Bottom Line: The differences were not significant (p > 0.05 each).This observation was more frequent in male than in female participants (p < 0.05).Acute physical stress is significantly associated with hypervascularity of the patellar tendon.

View Article: PubMed Central - PubMed

Affiliation: Division of Rheumatology and Clinical Immunology, Medizinische Klinik und Poliklinik IV, University of Munich, Pettenkoferstr. 8a, D-80336, Munich, Germany.

ABSTRACT

Background: The impact of physical exercise on joints and tendons is still a matter of debate. The aim of this study was to investigate with ultrasound the acute effects of extreme physical exercise on knee and ankle joints and their surrounding structures in trained athletes.

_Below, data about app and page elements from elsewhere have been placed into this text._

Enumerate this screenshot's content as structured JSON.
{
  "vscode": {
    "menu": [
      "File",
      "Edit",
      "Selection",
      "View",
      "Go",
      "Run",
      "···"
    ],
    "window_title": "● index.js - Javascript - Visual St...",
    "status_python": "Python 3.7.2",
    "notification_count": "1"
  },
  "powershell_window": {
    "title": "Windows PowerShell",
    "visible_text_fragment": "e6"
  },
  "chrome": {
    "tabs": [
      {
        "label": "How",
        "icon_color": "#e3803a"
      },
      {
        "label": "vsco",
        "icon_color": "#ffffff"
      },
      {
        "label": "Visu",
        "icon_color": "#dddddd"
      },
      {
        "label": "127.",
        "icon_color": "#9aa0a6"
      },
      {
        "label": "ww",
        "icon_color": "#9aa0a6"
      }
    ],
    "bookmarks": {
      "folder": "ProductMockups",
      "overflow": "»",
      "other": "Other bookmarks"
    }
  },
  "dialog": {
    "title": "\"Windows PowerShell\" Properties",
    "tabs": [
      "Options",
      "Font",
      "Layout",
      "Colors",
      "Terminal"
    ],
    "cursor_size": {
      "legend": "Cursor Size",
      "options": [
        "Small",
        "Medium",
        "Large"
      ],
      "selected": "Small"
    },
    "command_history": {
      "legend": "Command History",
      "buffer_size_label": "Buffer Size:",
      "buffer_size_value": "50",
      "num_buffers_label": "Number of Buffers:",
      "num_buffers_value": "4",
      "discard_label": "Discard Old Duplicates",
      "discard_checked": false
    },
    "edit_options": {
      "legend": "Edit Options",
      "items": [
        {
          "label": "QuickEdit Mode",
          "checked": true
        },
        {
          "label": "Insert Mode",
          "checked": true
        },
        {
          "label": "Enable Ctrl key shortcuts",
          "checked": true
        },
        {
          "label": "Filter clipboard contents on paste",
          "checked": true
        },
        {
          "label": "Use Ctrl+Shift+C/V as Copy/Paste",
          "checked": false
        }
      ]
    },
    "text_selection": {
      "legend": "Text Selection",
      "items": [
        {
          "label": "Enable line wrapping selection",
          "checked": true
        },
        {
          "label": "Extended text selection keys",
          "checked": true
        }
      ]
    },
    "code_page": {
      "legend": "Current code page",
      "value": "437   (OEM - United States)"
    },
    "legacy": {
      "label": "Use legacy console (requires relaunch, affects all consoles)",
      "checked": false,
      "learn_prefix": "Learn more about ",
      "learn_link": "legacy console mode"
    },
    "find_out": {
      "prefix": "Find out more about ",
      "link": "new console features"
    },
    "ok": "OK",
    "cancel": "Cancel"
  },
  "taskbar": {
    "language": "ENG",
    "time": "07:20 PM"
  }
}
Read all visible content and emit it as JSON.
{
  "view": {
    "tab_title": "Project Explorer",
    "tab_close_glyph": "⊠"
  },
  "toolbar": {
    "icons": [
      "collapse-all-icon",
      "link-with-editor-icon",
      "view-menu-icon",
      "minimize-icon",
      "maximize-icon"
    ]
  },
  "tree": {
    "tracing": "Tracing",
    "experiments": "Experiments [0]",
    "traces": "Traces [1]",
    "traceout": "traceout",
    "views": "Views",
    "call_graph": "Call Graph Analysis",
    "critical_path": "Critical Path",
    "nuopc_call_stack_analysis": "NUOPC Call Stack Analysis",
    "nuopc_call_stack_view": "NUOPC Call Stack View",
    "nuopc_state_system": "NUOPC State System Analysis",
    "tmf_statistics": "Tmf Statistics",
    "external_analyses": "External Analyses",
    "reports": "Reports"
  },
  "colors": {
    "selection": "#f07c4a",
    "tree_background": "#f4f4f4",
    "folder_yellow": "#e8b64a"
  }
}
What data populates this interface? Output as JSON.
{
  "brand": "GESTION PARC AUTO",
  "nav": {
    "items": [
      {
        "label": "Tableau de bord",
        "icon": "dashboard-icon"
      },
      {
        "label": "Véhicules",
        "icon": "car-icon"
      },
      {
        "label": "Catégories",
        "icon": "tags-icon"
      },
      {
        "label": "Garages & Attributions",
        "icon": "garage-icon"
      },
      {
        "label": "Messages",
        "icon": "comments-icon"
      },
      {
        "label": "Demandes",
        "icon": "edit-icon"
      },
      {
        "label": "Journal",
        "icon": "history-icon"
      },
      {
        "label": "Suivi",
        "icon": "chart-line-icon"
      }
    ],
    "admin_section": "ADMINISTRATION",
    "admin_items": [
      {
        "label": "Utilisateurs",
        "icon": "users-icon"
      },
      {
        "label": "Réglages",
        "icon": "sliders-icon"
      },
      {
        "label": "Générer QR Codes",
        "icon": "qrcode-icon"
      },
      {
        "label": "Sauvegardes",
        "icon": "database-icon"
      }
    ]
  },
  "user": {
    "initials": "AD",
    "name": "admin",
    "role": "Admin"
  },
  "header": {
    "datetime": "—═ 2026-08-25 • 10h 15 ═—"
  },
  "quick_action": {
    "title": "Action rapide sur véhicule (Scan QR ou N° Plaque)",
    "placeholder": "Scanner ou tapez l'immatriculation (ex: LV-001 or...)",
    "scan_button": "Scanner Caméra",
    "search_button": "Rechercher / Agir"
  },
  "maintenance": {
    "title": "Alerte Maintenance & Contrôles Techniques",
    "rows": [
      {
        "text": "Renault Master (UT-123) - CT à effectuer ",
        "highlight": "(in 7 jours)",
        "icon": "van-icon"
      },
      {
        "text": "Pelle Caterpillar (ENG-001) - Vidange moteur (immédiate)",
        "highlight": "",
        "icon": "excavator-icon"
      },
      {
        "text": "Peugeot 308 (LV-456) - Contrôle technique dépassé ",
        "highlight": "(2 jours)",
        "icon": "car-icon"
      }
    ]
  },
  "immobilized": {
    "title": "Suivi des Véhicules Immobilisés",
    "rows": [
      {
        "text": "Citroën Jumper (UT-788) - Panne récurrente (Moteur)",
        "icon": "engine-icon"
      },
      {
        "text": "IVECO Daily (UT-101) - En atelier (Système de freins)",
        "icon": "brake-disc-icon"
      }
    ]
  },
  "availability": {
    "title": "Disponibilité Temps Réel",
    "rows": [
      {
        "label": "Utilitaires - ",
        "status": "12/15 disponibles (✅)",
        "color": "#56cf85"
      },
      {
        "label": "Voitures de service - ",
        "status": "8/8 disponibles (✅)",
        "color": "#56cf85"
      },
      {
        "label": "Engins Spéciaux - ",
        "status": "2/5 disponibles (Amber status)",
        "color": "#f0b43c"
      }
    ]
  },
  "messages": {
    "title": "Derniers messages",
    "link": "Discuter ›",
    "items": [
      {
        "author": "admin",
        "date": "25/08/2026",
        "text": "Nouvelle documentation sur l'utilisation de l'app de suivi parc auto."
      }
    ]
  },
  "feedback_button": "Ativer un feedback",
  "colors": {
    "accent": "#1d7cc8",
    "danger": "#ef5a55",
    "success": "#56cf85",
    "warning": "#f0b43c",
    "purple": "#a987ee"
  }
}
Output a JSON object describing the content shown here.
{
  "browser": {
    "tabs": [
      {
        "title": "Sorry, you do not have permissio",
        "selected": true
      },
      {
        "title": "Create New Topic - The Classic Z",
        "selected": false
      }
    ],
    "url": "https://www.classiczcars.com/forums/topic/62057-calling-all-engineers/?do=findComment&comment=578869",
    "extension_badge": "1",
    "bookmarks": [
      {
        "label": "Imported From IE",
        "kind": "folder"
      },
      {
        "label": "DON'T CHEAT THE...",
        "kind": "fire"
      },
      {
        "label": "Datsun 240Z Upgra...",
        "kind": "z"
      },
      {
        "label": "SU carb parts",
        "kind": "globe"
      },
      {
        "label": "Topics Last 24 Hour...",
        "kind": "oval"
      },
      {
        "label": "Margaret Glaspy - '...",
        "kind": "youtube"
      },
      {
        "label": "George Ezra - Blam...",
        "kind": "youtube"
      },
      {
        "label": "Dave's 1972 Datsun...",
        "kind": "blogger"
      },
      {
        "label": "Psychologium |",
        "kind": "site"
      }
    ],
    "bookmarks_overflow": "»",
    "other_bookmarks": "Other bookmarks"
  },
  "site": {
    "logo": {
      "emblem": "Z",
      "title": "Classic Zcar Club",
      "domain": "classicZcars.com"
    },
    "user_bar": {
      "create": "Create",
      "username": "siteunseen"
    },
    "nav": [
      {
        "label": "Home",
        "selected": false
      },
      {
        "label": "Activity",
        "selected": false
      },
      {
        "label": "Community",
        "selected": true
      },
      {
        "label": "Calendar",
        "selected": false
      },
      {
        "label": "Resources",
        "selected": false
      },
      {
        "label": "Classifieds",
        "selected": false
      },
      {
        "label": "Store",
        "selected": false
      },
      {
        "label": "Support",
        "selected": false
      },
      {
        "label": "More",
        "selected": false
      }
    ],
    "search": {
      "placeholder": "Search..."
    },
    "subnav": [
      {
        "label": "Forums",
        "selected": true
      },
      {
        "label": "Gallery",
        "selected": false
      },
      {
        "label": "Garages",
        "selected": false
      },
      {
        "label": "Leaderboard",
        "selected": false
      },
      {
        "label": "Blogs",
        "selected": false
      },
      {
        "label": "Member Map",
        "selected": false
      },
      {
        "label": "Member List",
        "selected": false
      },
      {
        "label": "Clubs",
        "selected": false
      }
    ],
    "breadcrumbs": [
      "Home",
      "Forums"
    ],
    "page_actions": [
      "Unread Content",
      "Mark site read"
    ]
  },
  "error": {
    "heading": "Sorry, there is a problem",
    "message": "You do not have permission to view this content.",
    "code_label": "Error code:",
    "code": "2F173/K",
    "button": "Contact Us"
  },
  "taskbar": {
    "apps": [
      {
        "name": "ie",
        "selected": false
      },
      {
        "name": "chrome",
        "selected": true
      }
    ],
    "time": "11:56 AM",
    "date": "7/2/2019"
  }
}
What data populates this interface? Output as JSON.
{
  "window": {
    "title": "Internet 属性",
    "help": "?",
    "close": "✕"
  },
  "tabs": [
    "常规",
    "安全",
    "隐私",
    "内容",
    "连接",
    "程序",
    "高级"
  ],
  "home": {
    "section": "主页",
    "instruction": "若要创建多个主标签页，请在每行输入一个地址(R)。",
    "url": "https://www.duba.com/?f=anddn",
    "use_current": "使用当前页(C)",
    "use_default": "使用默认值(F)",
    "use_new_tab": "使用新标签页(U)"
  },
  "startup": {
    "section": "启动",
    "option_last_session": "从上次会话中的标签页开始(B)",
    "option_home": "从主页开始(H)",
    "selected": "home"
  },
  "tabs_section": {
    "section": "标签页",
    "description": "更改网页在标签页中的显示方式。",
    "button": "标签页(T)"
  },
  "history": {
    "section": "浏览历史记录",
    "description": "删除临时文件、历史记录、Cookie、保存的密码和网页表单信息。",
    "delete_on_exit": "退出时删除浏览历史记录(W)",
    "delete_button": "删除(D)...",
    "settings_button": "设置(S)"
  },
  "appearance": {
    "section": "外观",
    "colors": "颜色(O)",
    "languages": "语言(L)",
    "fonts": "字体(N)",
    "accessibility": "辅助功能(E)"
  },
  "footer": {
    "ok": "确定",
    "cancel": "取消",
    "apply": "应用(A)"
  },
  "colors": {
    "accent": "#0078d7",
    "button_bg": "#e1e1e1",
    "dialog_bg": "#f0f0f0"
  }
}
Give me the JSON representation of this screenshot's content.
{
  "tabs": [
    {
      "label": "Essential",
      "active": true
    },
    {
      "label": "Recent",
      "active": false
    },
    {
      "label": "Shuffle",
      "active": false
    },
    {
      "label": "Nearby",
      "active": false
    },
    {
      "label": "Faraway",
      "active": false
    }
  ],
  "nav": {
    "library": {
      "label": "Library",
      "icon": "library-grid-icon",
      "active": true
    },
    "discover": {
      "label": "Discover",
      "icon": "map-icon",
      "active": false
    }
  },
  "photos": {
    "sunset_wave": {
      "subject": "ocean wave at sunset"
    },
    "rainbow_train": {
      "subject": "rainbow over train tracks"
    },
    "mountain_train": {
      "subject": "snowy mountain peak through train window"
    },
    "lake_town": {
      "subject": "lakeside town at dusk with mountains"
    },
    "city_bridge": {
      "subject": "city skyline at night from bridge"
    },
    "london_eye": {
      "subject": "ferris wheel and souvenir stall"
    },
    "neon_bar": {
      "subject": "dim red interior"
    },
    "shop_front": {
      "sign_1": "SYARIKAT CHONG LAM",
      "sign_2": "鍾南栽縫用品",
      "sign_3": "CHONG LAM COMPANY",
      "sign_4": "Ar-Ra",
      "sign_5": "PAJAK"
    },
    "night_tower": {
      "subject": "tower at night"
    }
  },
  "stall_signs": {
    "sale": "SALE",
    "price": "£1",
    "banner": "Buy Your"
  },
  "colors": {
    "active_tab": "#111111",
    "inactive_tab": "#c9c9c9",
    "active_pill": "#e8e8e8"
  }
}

Methods: Participants of the Munich marathon were examined by arthrosonography before and after long distance running. Ultrasound assessment included grey scale and power Doppler examination of the knee and talocrural joints with surrounding tendons. Findings consistent with joint effusion, tendon and/or entheseal pathologies were documented. In addition to the ultrasound evaluation, information on training habits and past or present arthralgia or joint swelling was gathered.

Results: One Hundred Five runners completed both the pre- and post-excercise ultrasound assessments (baseline and follow-up), resulting in the sonographic evaluation of 420 knee and talocrural joints. At baseline, 105 knee (50) and 38 talocrural joints (18.1) showed effusions, compared to 100 knee (47.6) and 33 talocrural joints (15.7 %) at follow-up. The differences were not significant (p > 0.05 each). Effusion size did not correlate with the timepoint of ultrasound assessment and was independent of covariates such as gender, age or running distance. Hypervascularity of the patellar tendon was detected in 21 cases (10.0 %) at follow-up in contrast to one at baseline (p < 0.001). This observation was more frequent in male than in female participants (p < 0.05).

Conclusions: Acute physical stress is significantly associated with hypervascularity of the patellar tendon. No significant changes of synovial effusion were detected in knee and talocrural joints.

No MeSH data available.


Related in: MedlinePlus